There are always going to be exceptions. Elizabeth Kostova’s debut novel, The Historian, is 240,000 words. George RR Martin’s Song of Fire and Ice books are a similar length, but he had already published several standard-length novels, so had a track record of sales to build on. And if you are going for a longer novel, make sure you are telling more story, not just adding more words. The last two 450-page novels I read could have told the story more effectively using fewer words (and has turned one of those authors from a must-buy to a don’t-bother for me).

As a first-time author, the advice is always going to be to take as many words as you need to tell the story, but count on being the rule, not the exception, and keep within the general word count limits for your genre and target market.

Paper costs money, so the longer your book, the less likely a publisher will pick it up (or, should you choose to self-publish, the less likely you will be able to sell paperbacks profitably). Equally, don’t go too short. Readers get annoyed paying what they consider to be full price for an ebook only to find out it’s little longer than a short story.

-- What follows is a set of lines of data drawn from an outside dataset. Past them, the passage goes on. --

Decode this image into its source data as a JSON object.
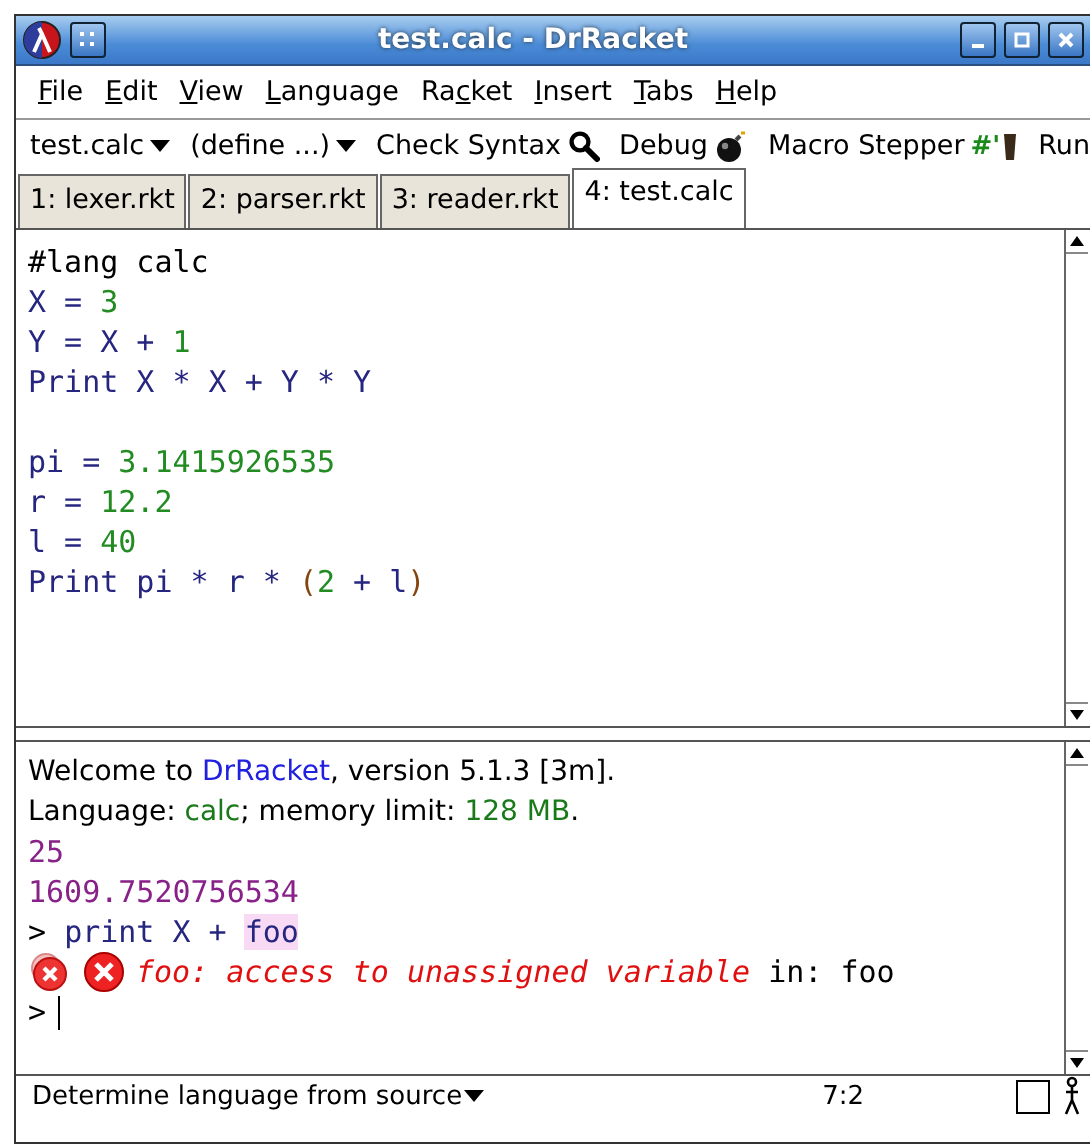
{
  "window": {
    "title": "test.calc - DrRacket"
  },
  "menu": [
    {
      "key": "F",
      "after": "ile"
    },
    {
      "key": "E",
      "after": "dit"
    },
    {
      "key": "V",
      "after": "iew"
    },
    {
      "key": "L",
      "after": "anguage"
    },
    {
      "before": "Ra",
      "key": "c",
      "after": "ket"
    },
    {
      "key": "I",
      "after": "nsert"
    },
    {
      "key": "T",
      "after": "abs"
    },
    {
      "key": "H",
      "after": "elp"
    }
  ],
  "toolbar": [
    {
      "kind": "dropdown",
      "label": "test.calc"
    },
    {
      "kind": "dropdown",
      "label": "(define ...)"
    },
    {
      "kind": "check",
      "label": "Check Syntax"
    },
    {
      "kind": "debug",
      "label": "Debug"
    },
    {
      "kind": "stepper",
      "label": "Macro Stepper",
      "icon_text": "#'"
    },
    {
      "kind": "run",
      "label": "Run"
    }
  ],
  "tabs": [
    {
      "label": "1: lexer.rkt",
      "selected": false
    },
    {
      "label": "2: parser.rkt",
      "selected": false
    },
    {
      "label": "3: reader.rkt",
      "selected": false
    },
    {
      "label": "4: test.calc",
      "selected": true
    }
  ],
  "editor": {
    "blocks": [
      [
        [
          {
            "t": "#lang calc",
            "color": "#000000"
          }
        ],
        [
          {
            "t": "X = ",
            "color": "#262680"
          },
          {
            "t": "3",
            "color": "#228b22"
          }
        ],
        [
          {
            "t": "Y = X + ",
            "color": "#262680"
          },
          {
            "t": "1",
            "color": "#228b22"
          }
        ],
        [
          {
            "t": "Print X * X + Y * Y",
            "color": "#262680"
          }
        ]
      ],
      [
        [
          {
            "t": "pi = ",
            "color": "#262680"
          },
          {
            "t": "3.1415926535",
            "color": "#228b22"
          }
        ],
        [
          {
            "t": "r = ",
            "color": "#262680"
          },
          {
            "t": "12.2",
            "color": "#228b22"
          }
        ],
        [
          {
            "t": "l = ",
            "color": "#262680"
          },
          {
            "t": "40",
            "color": "#228b22"
          }
        ],
        [
          {
            "t": "Print pi * r * ",
            "color": "#262680"
          },
          {
            "t": "(",
            "color": "#84450f"
          },
          {
            "t": "2",
            "color": "#228b22"
          },
          {
            "t": " + l",
            "color": "#262680"
          },
          {
            "t": ")",
            "color": "#84450f"
          }
        ]
      ]
    ]
  },
  "interactions": {
    "lines": [
      {
        "kind": "info",
        "segments": [
          {
            "t": "Welcome to ",
            "color": "#000000"
          },
          {
            "t": "DrRacket",
            "color": "#2020e0"
          },
          {
            "t": ", version 5.1.3 [3m].",
            "color": "#000000"
          }
        ]
      },
      {
        "kind": "info",
        "segments": [
          {
            "t": "Language: ",
            "color": "#000000"
          },
          {
            "t": "calc",
            "color": "#1a7a1a"
          },
          {
            "t": "; memory limit: ",
            "color": "#000000"
          },
          {
            "t": "128 MB",
            "color": "#1a7a1a"
          },
          {
            "t": ".",
            "color": "#000000"
          }
        ]
      },
      {
        "kind": "result",
        "segments": [
          {
            "t": "25",
            "color": "#882288"
          }
        ]
      },
      {
        "kind": "result",
        "segments": [
          {
            "t": "1609.7520756534",
            "color": "#882288"
          }
        ]
      },
      {
        "kind": "input",
        "segments": [
          {
            "t": "> ",
            "color": "#000000"
          },
          {
            "t": "print X + ",
            "color": "#262680"
          },
          {
            "t": "foo",
            "color": "#262680",
            "highlighted": true
          }
        ]
      },
      {
        "kind": "error",
        "segments": [
          {
            "t": "foo: access to unassigned variable",
            "color": "#e01010",
            "italic": true
          },
          {
            "t": " in: foo",
            "color": "#000000"
          }
        ]
      },
      {
        "kind": "prompt",
        "segments": [
          {
            "t": ">",
            "color": "#000000"
          }
        ]
      }
    ]
  },
  "status_bar": {
    "language": "Determine language from source",
    "position": "7:2"
  }
}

For reference, anything shorter than 40,000 words isn’t a novel. The Science Fiction and Fantasy Writers of America Nebula awards dictate that novellas are around 17,500 to 40,000 words, between 7,500 and 17,500 words is a novelette, and below 7,500 words is a short story. Between 100 and 1,000 words is flash fiction (the kind often included in magazines), and a story that is exactly 100 words long is a drabble. Really.

Calculating Word Count

In the distant past, before the invention of the word processor with the automatic word count, there used to be great debate about how to calculate word count. After all, no one actually wanted to count each and every word, so it was agreed that the average double-spaced typewritten page was 250 words (25 lines at an average of 10 words per line).

That formula worked on a typewriter or when using Courier font in a word processor, but now we have multiple fonts to annoy people with, all of which take up different amounts of space on the page. But it doesn’t matter. We have Microsoft Word and the automatic word count feature.

Older versions of Microsoft Word would calculate word count differently depending on the font: Word 2010 is more sophisticated and gives the same word count regardless of font. Is the word count correct? I don’t know, and I don’t much care. It’s not as though I (or anyone else) is actually going to count the individual words. The word count from Word is good enough unless your agent or publisher wants you to use a different method (in which case, listen to them).

A couple of hints: in Word 2010, an American ellipsis ( . . . ) is three words, while an Australian ellipsis (… using three full stops or … using Alt-0133) is only one word. And * * * in your scene breaks adds three words with each new scene. If your word count is getting too high, cut the pretty scene break markers.

How long is your book? What do you think of these guidelines?

This concludes my series on defining your market and genre. Next week we will starting a new series looking at point of view.